◆ **The task**
All of the records below are to be output exactly; no image belongs in the result.

########

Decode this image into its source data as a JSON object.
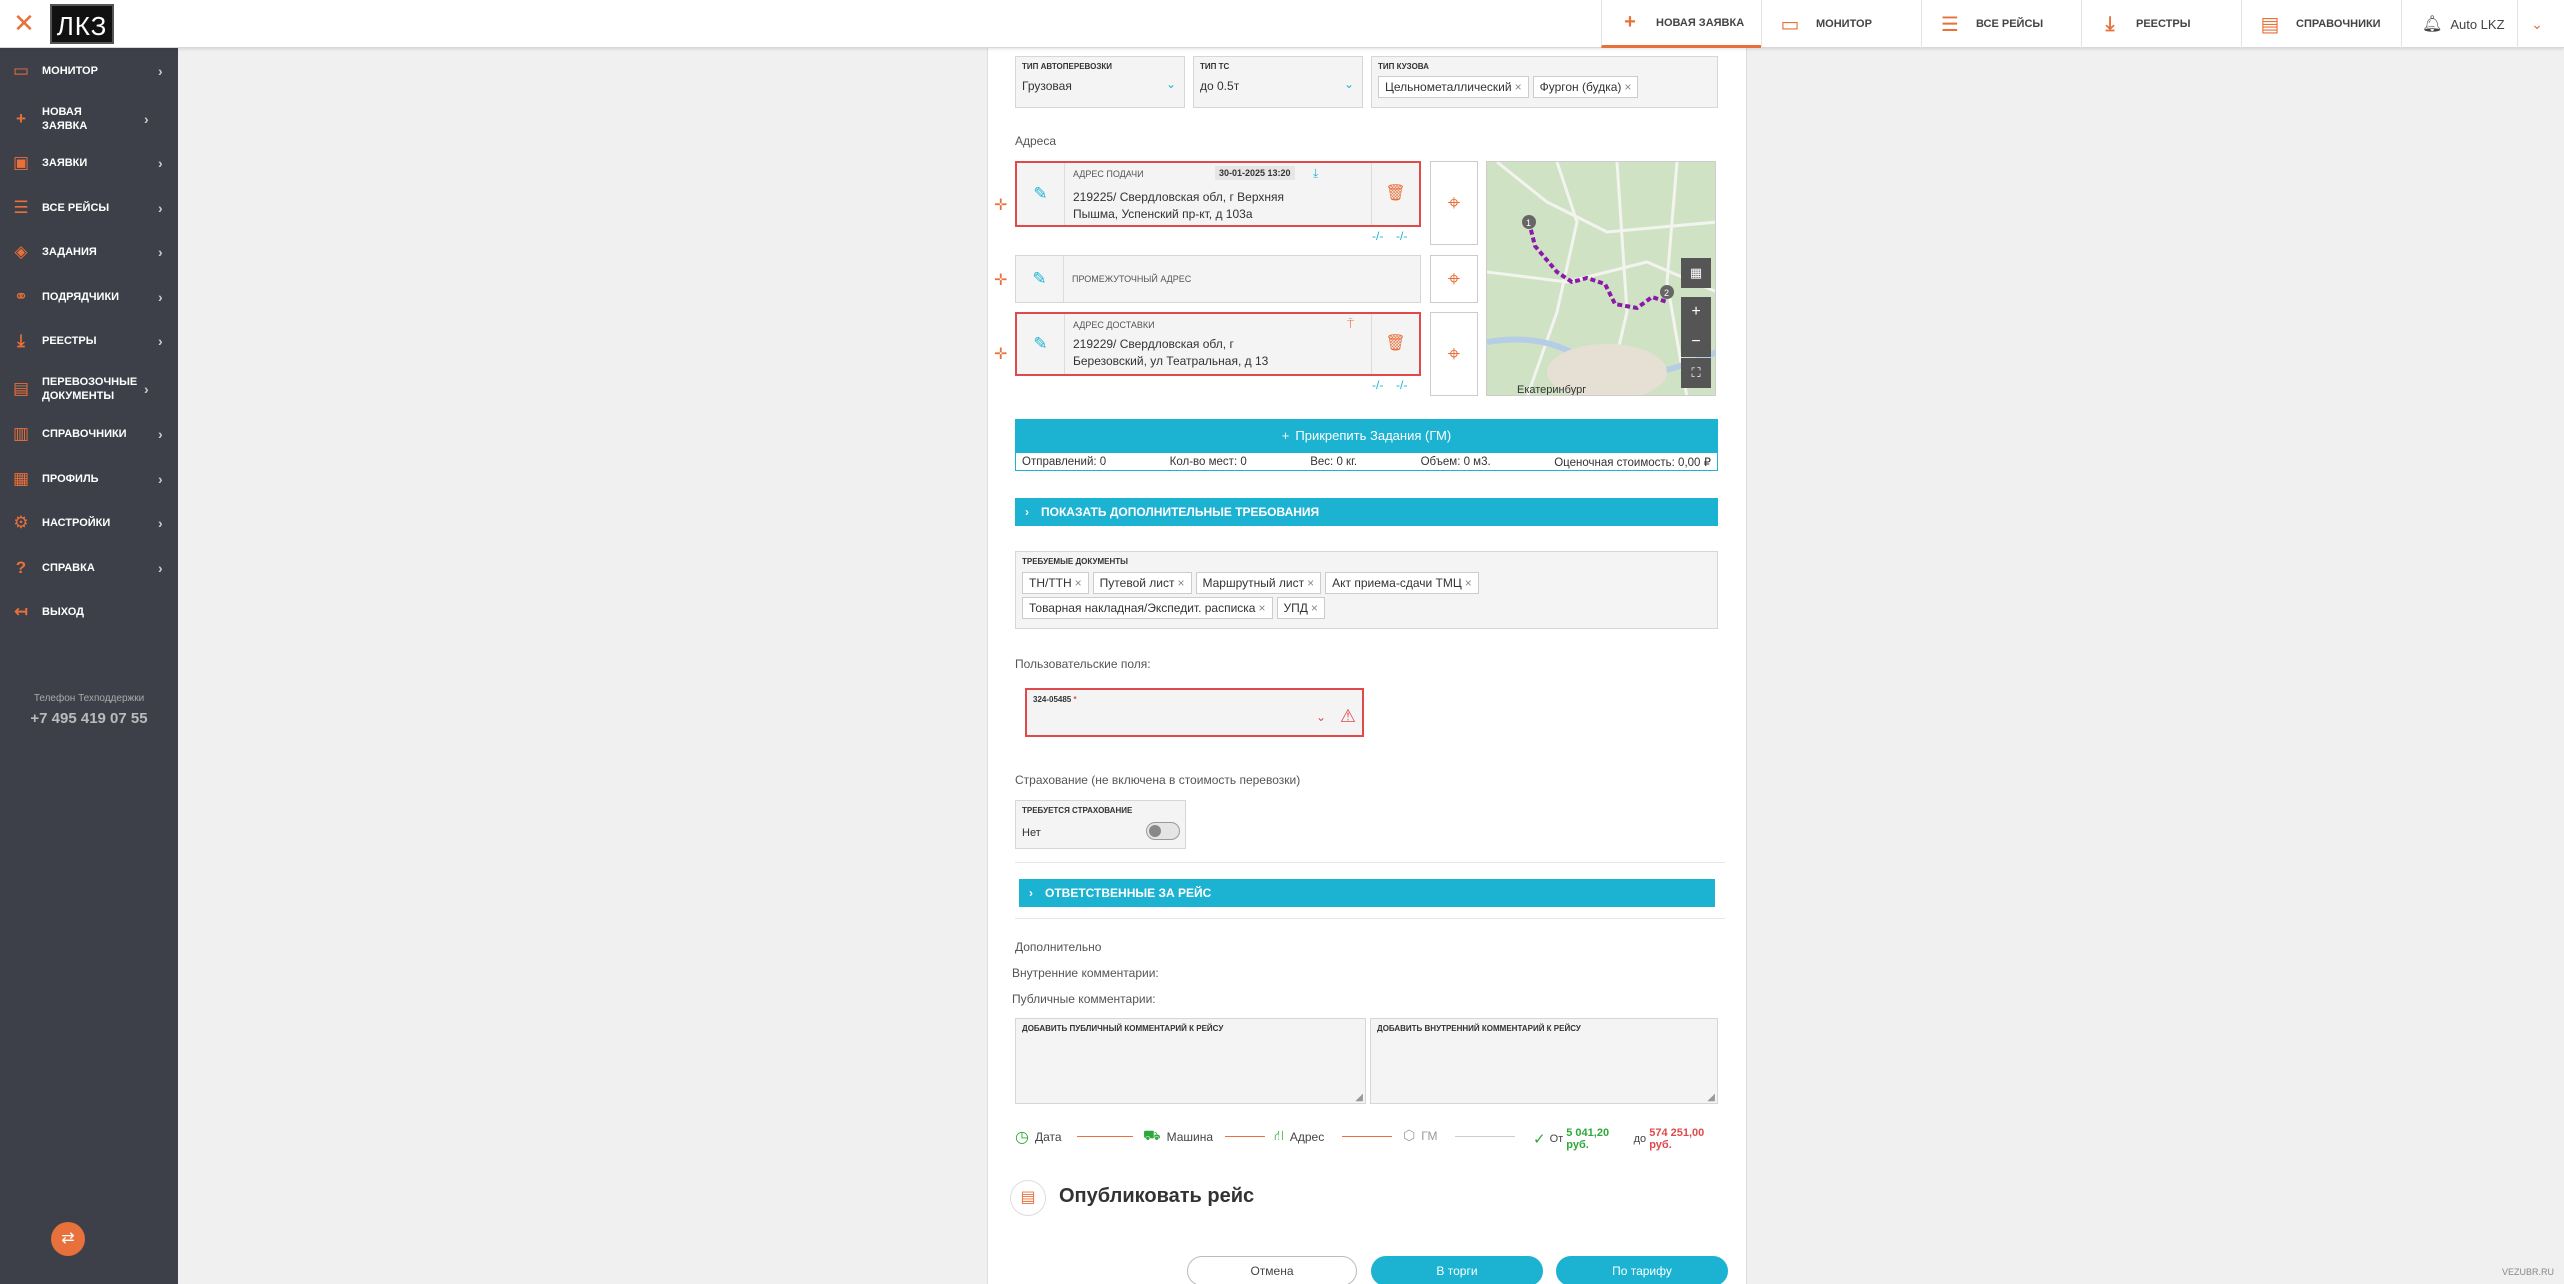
{
  "header": {
    "logo_text": "ЛКЗ",
    "nav": [
      {
        "label": "НОВАЯ ЗАЯВКА",
        "icon": "plus-icon"
      },
      {
        "label": "МОНИТОР",
        "icon": "monitor-icon"
      },
      {
        "label": "ВСЕ РЕЙСЫ",
        "icon": "list-icon"
      },
      {
        "label": "РЕЕСТРЫ",
        "icon": "download-icon"
      },
      {
        "label": "СПРАВОЧНИКИ",
        "icon": "book-icon"
      }
    ],
    "user_name": "Auto LKZ"
  },
  "sidebar": {
    "items": [
      {
        "label": "МОНИТОР"
      },
      {
        "label": "НОВАЯ ЗАЯВКА"
      },
      {
        "label": "ЗАЯВКИ"
      },
      {
        "label": "ВСЕ РЕЙСЫ"
      },
      {
        "label": "ЗАДАНИЯ"
      },
      {
        "label": "ПОДРЯДЧИКИ"
      },
      {
        "label": "РЕЕСТРЫ"
      },
      {
        "label": "ПЕРЕВОЗОЧНЫЕ ДОКУМЕНТЫ"
      },
      {
        "label": "СПРАВОЧНИКИ"
      },
      {
        "label": "ПРОФИЛЬ"
      },
      {
        "label": "НАСТРОЙКИ"
      },
      {
        "label": "СПРАВКА"
      },
      {
        "label": "ВЫХОД"
      }
    ],
    "support_label": "Телефон Техподдержки",
    "support_phone": "+7 495 419 07 55"
  },
  "form": {
    "transport_type": {
      "label": "ТИП АВТОПЕРЕВОЗКИ",
      "value": "Грузовая"
    },
    "vehicle_type": {
      "label": "ТИП ТС",
      "value": "до 0.5т"
    },
    "body_type": {
      "label": "ТИП КУЗОВА",
      "chips": [
        "Цельнометаллический",
        "Фургон (будка)"
      ]
    },
    "addresses_title": "Адреса",
    "pickup": {
      "label": "АДРЕС ПОДАЧИ",
      "datetime": "30-01-2025 13:20",
      "line1": "219225/ Свердловская обл, г Верхняя",
      "line2": "Пышма, Успенский пр-кт, д 103а"
    },
    "intermediate": {
      "label": "ПРОМЕЖУТОЧНЫЙ АДРЕС"
    },
    "delivery": {
      "label": "АДРЕС ДОСТАВКИ",
      "line1": "219229/ Свердловская обл, г",
      "line2": "Березовский, ул Театральная, д 13"
    },
    "slash_text": "-/-",
    "map_city": "Екатеринбург",
    "attach_button": "Прикрепить Задания (ГМ)",
    "stats": {
      "shipments": "Отправлений: 0",
      "places": "Кол-во мест: 0",
      "weight": "Вес: 0 кг.",
      "volume": "Объем: 0 м3.",
      "cost": "Оценочная стоимость: 0,00 ₽"
    },
    "show_requirements": "ПОКАЗАТЬ ДОПОЛНИТЕЛЬНЫЕ ТРЕБОВАНИЯ",
    "required_docs": {
      "label": "ТРЕБУЕМЫЕ ДОКУМЕНТЫ",
      "row1": [
        "ТН/ТТН",
        "Путевой лист",
        "Маршрутный лист",
        "Акт приема-сдачи ТМЦ"
      ],
      "row2": [
        "Товарная накладная/Экспедит. расписка",
        "УПД"
      ]
    },
    "custom_fields_title": "Пользовательские поля:",
    "custom_field": {
      "label": "324-05485",
      "required_mark": "*"
    },
    "insurance_title": "Страхование (не включена в стоимость перевозки)",
    "insurance": {
      "label": "ТРЕБУЕТСЯ СТРАХОВАНИЕ",
      "value": "Нет"
    },
    "responsible": "ОТВЕТСТВЕННЫЕ ЗА РЕЙС",
    "additional_title": "Дополнительно",
    "internal_comments": "Внутренние комментарии:",
    "public_comments": "Публичные комментарии:",
    "public_comment_label": "ДОБАВИТЬ ПУБЛИЧНЫЙ КОММЕНТАРИЙ К РЕЙСУ",
    "internal_comment_label": "ДОБАВИТЬ ВНУТРЕННИЙ КОММЕНТАРИЙ К РЕЙСУ",
    "steps": {
      "date": "Дата",
      "car": "Машина",
      "address": "Адрес",
      "gm": "ГМ",
      "price_from_label": "От",
      "price_from": "5 041,20 руб.",
      "price_to_label": "до",
      "price_to": "574 251,00 руб."
    },
    "publish_title": "Опубликовать рейс",
    "buttons": {
      "cancel": "Отмена",
      "tender": "В торги",
      "tariff": "По тарифу"
    }
  },
  "watermark": "VEZUBR.RU",
  "colors": {
    "accent": "#e8703a",
    "primary": "#1cb2d2",
    "error": "#e04a4a",
    "success": "#2ea83a",
    "sidebar": "#3e4049"
  }
}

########

◆ **Written solution**
Decode this image into its source data as a JSON object.
{
  "header": {
    "logo_text": "ЛКЗ",
    "nav": [
      {
        "label": "НОВАЯ ЗАЯВКА",
        "icon": "plus-icon"
      },
      {
        "label": "МОНИТОР",
        "icon": "monitor-icon"
      },
      {
        "label": "ВСЕ РЕЙСЫ",
        "icon": "list-icon"
      },
      {
        "label": "РЕЕСТРЫ",
        "icon": "download-icon"
      },
      {
        "label": "СПРАВОЧНИКИ",
        "icon": "book-icon"
      }
    ],
    "user_name": "Auto LKZ"
  },
  "sidebar": {
    "items": [
      {
        "label": "МОНИТОР"
      },
      {
        "label": "НОВАЯ ЗАЯВКА"
      },
      {
        "label": "ЗАЯВКИ"
      },
      {
        "label": "ВСЕ РЕЙСЫ"
      },
      {
        "label": "ЗАДАНИЯ"
      },
      {
        "label": "ПОДРЯДЧИКИ"
      },
      {
        "label": "РЕЕСТРЫ"
      },
      {
        "label": "ПЕРЕВОЗОЧНЫЕ ДОКУМЕНТЫ"
      },
      {
        "label": "СПРАВОЧНИКИ"
      },
      {
        "label": "ПРОФИЛЬ"
      },
      {
        "label": "НАСТРОЙКИ"
      },
      {
        "label": "СПРАВКА"
      },
      {
        "label": "ВЫХОД"
      }
    ],
    "support_label": "Телефон Техподдержки",
    "support_phone": "+7 495 419 07 55"
  },
  "form": {
    "transport_type": {
      "label": "ТИП АВТОПЕРЕВОЗКИ",
      "value": "Грузовая"
    },
    "vehicle_type": {
      "label": "ТИП ТС",
      "value": "до 0.5т"
    },
    "body_type": {
      "label": "ТИП КУЗОВА",
      "chips": [
        "Цельнометаллический",
        "Фургон (будка)"
      ]
    },
    "addresses_title": "Адреса",
    "pickup": {
      "label": "АДРЕС ПОДАЧИ",
      "datetime": "30-01-2025 13:20",
      "line1": "219225/ Свердловская обл, г Верхняя",
      "line2": "Пышма, Успенский пр-кт, д 103а"
    },
    "intermediate": {
      "label": "ПРОМЕЖУТОЧНЫЙ АДРЕС"
    },
    "delivery": {
      "label": "АДРЕС ДОСТАВКИ",
      "line1": "219229/ Свердловская обл, г",
      "line2": "Березовский, ул Театральная, д 13"
    },
    "slash_text": "-/-",
    "map_city": "Екатеринбург",
    "attach_button": "Прикрепить Задания (ГМ)",
    "stats": {
      "shipments": "Отправлений: 0",
      "places": "Кол-во мест: 0",
      "weight": "Вес: 0 кг.",
      "volume": "Объем: 0 м3.",
      "cost": "Оценочная стоимость: 0,00 ₽"
    },
    "show_requirements": "ПОКАЗАТЬ ДОПОЛНИТЕЛЬНЫЕ ТРЕБОВАНИЯ",
    "required_docs": {
      "label": "ТРЕБУЕМЫЕ ДОКУМЕНТЫ",
      "row1": [
        "ТН/ТТН",
        "Путевой лист",
        "Маршрутный лист",
        "Акт приема-сдачи ТМЦ"
      ],
      "row2": [
        "Товарная накладная/Экспедит. расписка",
        "УПД"
      ]
    },
    "custom_fields_title": "Пользовательские поля:",
    "custom_field": {
      "label": "324-05485",
      "required_mark": "*"
    },
    "insurance_title": "Страхование (не включена в стоимость перевозки)",
    "insurance": {
      "label": "ТРЕБУЕТСЯ СТРАХОВАНИЕ",
      "value": "Нет"
    },
    "responsible": "ОТВЕТСТВЕННЫЕ ЗА РЕЙС",
    "additional_title": "Дополнительно",
    "internal_comments": "Внутренние комментарии:",
    "public_comments": "Публичные комментарии:",
    "public_comment_label": "ДОБАВИТЬ ПУБЛИЧНЫЙ КОММЕНТАРИЙ К РЕЙСУ",
    "internal_comment_label": "ДОБАВИТЬ ВНУТРЕННИЙ КОММЕНТАРИЙ К РЕЙСУ",
    "steps": {
      "date": "Дата",
      "car": "Машина",
      "address": "Адрес",
      "gm": "ГМ",
      "price_from_label": "От",
      "price_from": "5 041,20 руб.",
      "price_to_label": "до",
      "price_to": "574 251,00 руб."
    },
    "publish_title": "Опубликовать рейс",
    "buttons": {
      "cancel": "Отмена",
      "tender": "В торги",
      "tariff": "По тарифу"
    }
  },
  "watermark": "VEZUBR.RU",
  "colors": {
    "accent": "#e8703a",
    "primary": "#1cb2d2",
    "error": "#e04a4a",
    "success": "#2ea83a",
    "sidebar": "#3e4049"
  }
}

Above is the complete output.